# [ASSIGNED TASK]
From the first line to the last, print the data exactly.

☆ ☆ ☆ ☆ ☆ ☆ ☆

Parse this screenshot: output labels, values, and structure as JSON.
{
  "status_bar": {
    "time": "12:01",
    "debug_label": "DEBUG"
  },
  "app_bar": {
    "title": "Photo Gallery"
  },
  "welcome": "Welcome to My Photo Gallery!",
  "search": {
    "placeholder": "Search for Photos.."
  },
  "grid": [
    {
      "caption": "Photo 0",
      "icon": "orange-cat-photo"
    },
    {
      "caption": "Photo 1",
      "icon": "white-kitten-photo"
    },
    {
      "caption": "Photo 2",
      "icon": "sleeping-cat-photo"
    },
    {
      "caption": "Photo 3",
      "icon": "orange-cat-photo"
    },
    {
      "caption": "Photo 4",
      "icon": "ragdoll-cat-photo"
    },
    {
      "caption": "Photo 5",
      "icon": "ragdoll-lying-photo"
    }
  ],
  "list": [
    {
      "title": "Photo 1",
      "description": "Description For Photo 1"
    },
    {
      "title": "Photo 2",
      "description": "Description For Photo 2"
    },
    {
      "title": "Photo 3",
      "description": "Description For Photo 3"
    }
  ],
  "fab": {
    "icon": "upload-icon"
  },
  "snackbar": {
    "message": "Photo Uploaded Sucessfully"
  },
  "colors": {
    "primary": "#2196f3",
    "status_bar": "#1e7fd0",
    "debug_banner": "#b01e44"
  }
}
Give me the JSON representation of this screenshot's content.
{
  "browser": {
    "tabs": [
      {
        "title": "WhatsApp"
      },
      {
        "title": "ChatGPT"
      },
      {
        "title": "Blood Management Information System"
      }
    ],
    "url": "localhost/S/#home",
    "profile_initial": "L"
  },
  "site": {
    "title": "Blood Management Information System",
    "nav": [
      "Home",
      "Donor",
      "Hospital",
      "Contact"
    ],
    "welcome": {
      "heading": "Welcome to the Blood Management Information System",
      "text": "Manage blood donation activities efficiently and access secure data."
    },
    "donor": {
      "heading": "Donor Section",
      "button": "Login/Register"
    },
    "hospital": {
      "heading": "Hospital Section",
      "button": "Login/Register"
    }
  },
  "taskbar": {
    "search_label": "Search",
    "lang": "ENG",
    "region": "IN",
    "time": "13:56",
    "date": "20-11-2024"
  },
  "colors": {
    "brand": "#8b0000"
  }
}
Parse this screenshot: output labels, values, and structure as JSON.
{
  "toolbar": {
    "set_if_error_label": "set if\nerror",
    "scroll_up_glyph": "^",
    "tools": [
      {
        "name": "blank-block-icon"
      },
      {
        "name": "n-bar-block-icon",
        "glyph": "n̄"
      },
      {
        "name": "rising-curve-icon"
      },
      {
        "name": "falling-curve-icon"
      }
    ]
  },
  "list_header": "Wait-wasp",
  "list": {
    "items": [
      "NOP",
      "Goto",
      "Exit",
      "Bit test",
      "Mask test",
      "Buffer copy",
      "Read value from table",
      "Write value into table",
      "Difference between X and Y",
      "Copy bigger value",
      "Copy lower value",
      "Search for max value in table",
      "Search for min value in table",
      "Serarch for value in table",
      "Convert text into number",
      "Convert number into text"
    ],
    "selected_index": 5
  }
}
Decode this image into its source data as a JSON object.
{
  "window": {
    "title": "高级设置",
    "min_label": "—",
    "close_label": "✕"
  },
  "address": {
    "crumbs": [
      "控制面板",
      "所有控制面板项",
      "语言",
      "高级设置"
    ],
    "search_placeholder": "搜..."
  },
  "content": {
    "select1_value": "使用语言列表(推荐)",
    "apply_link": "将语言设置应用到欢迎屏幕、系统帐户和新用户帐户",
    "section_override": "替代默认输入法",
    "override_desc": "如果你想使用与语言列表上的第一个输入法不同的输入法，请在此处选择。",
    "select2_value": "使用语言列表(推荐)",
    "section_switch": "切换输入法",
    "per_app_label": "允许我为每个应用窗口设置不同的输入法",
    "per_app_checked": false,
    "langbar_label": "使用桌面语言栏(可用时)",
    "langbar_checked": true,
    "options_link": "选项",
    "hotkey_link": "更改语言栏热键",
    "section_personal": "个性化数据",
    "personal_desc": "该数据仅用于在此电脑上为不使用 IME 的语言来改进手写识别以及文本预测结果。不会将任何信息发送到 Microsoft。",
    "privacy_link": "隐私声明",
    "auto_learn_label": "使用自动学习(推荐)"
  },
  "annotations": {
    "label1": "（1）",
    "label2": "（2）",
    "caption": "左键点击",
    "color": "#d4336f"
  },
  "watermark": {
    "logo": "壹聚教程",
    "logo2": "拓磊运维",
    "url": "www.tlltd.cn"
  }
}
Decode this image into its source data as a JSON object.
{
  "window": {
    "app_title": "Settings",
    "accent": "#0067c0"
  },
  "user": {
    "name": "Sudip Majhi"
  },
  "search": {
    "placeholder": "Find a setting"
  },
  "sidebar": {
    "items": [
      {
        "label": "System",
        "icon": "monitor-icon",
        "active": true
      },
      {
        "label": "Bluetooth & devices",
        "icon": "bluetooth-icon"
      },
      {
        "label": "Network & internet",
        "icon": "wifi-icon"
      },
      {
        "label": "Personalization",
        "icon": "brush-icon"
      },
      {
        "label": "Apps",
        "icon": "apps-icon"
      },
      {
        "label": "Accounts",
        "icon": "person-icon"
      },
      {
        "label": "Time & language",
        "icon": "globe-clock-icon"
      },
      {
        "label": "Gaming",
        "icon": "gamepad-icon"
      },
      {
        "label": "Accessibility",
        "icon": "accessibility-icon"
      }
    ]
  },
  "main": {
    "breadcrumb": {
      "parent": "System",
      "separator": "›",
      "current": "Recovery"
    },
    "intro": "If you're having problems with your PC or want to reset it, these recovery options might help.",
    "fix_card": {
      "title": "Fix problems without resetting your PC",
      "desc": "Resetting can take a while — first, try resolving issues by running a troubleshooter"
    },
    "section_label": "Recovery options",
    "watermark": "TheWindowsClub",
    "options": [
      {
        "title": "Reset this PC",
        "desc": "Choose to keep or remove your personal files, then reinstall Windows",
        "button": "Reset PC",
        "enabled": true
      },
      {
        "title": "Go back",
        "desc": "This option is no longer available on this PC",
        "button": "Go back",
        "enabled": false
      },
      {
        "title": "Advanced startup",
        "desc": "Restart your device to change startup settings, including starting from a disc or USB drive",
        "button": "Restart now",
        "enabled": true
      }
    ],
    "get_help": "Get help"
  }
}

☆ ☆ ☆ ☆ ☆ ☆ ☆

# [THE ANSWER]
Parse this screenshot: output labels, values, and structure as JSON.
{
  "status_bar": {
    "time": "12:01",
    "debug_label": "DEBUG"
  },
  "app_bar": {
    "title": "Photo Gallery"
  },
  "welcome": "Welcome to My Photo Gallery!",
  "search": {
    "placeholder": "Search for Photos.."
  },
  "grid": [
    {
      "caption": "Photo 0",
      "icon": "orange-cat-photo"
    },
    {
      "caption": "Photo 1",
      "icon": "white-kitten-photo"
    },
    {
      "caption": "Photo 2",
      "icon": "sleeping-cat-photo"
    },
    {
      "caption": "Photo 3",
      "icon": "orange-cat-photo"
    },
    {
      "caption": "Photo 4",
      "icon": "ragdoll-cat-photo"
    },
    {
      "caption": "Photo 5",
      "icon": "ragdoll-lying-photo"
    }
  ],
  "list": [
    {
      "title": "Photo 1",
      "description": "Description For Photo 1"
    },
    {
      "title": "Photo 2",
      "description": "Description For Photo 2"
    },
    {
      "title": "Photo 3",
      "description": "Description For Photo 3"
    }
  ],
  "fab": {
    "icon": "upload-icon"
  },
  "snackbar": {
    "message": "Photo Uploaded Sucessfully"
  },
  "colors": {
    "primary": "#2196f3",
    "status_bar": "#1e7fd0",
    "debug_banner": "#b01e44"
  }
}
Give me the JSON representation of this screenshot's content.
{
  "browser": {
    "tabs": [
      {
        "title": "WhatsApp"
      },
      {
        "title": "ChatGPT"
      },
      {
        "title": "Blood Management Information System"
      }
    ],
    "url": "localhost/S/#home",
    "profile_initial": "L"
  },
  "site": {
    "title": "Blood Management Information System",
    "nav": [
      "Home",
      "Donor",
      "Hospital",
      "Contact"
    ],
    "welcome": {
      "heading": "Welcome to the Blood Management Information System",
      "text": "Manage blood donation activities efficiently and access secure data."
    },
    "donor": {
      "heading": "Donor Section",
      "button": "Login/Register"
    },
    "hospital": {
      "heading": "Hospital Section",
      "button": "Login/Register"
    }
  },
  "taskbar": {
    "search_label": "Search",
    "lang": "ENG",
    "region": "IN",
    "time": "13:56",
    "date": "20-11-2024"
  },
  "colors": {
    "brand": "#8b0000"
  }
}
Parse this screenshot: output labels, values, and structure as JSON.
{
  "toolbar": {
    "set_if_error_label": "set if\nerror",
    "scroll_up_glyph": "^",
    "tools": [
      {
        "name": "blank-block-icon"
      },
      {
        "name": "n-bar-block-icon",
        "glyph": "n̄"
      },
      {
        "name": "rising-curve-icon"
      },
      {
        "name": "falling-curve-icon"
      }
    ]
  },
  "list_header": "Wait-wasp",
  "list": {
    "items": [
      "NOP",
      "Goto",
      "Exit",
      "Bit test",
      "Mask test",
      "Buffer copy",
      "Read value from table",
      "Write value into table",
      "Difference between X and Y",
      "Copy bigger value",
      "Copy lower value",
      "Search for max value in table",
      "Search for min value in table",
      "Serarch for value in table",
      "Convert text into number",
      "Convert number into text"
    ],
    "selected_index": 5
  }
}
Decode this image into its source data as a JSON object.
{
  "window": {
    "title": "高级设置",
    "min_label": "—",
    "close_label": "✕"
  },
  "address": {
    "crumbs": [
      "控制面板",
      "所有控制面板项",
      "语言",
      "高级设置"
    ],
    "search_placeholder": "搜..."
  },
  "content": {
    "select1_value": "使用语言列表(推荐)",
    "apply_link": "将语言设置应用到欢迎屏幕、系统帐户和新用户帐户",
    "section_override": "替代默认输入法",
    "override_desc": "如果你想使用与语言列表上的第一个输入法不同的输入法，请在此处选择。",
    "select2_value": "使用语言列表(推荐)",
    "section_switch": "切换输入法",
    "per_app_label": "允许我为每个应用窗口设置不同的输入法",
    "per_app_checked": false,
    "langbar_label": "使用桌面语言栏(可用时)",
    "langbar_checked": true,
    "options_link": "选项",
    "hotkey_link": "更改语言栏热键",
    "section_personal": "个性化数据",
    "personal_desc": "该数据仅用于在此电脑上为不使用 IME 的语言来改进手写识别以及文本预测结果。不会将任何信息发送到 Microsoft。",
    "privacy_link": "隐私声明",
    "auto_learn_label": "使用自动学习(推荐)"
  },
  "annotations": {
    "label1": "（1）",
    "label2": "（2）",
    "caption": "左键点击",
    "color": "#d4336f"
  },
  "watermark": {
    "logo": "壹聚教程",
    "logo2": "拓磊运维",
    "url": "www.tlltd.cn"
  }
}
Decode this image into its source data as a JSON object.
{
  "window": {
    "app_title": "Settings",
    "accent": "#0067c0"
  },
  "user": {
    "name": "Sudip Majhi"
  },
  "search": {
    "placeholder": "Find a setting"
  },
  "sidebar": {
    "items": [
      {
        "label": "System",
        "icon": "monitor-icon",
        "active": true
      },
      {
        "label": "Bluetooth & devices",
        "icon": "bluetooth-icon"
      },
      {
        "label": "Network & internet",
        "icon": "wifi-icon"
      },
      {
        "label": "Personalization",
        "icon": "brush-icon"
      },
      {
        "label": "Apps",
        "icon": "apps-icon"
      },
      {
        "label": "Accounts",
        "icon": "person-icon"
      },
      {
        "label": "Time & language",
        "icon": "globe-clock-icon"
      },
      {
        "label": "Gaming",
        "icon": "gamepad-icon"
      },
      {
        "label": "Accessibility",
        "icon": "accessibility-icon"
      }
    ]
  },
  "main": {
    "breadcrumb": {
      "parent": "System",
      "separator": "›",
      "current": "Recovery"
    },
    "intro": "If you're having problems with your PC or want to reset it, these recovery options might help.",
    "fix_card": {
      "title": "Fix problems without resetting your PC",
      "desc": "Resetting can take a while — first, try resolving issues by running a troubleshooter"
    },
    "section_label": "Recovery options",
    "watermark": "TheWindowsClub",
    "options": [
      {
        "title": "Reset this PC",
        "desc": "Choose to keep or remove your personal files, then reinstall Windows",
        "button": "Reset PC",
        "enabled": true
      },
      {
        "title": "Go back",
        "desc": "This option is no longer available on this PC",
        "button": "Go back",
        "enabled": false
      },
      {
        "title": "Advanced startup",
        "desc": "Restart your device to change startup settings, including starting from a disc or USB drive",
        "button": "Restart now",
        "enabled": true
      }
    ],
    "get_help": "Get help"
  }
}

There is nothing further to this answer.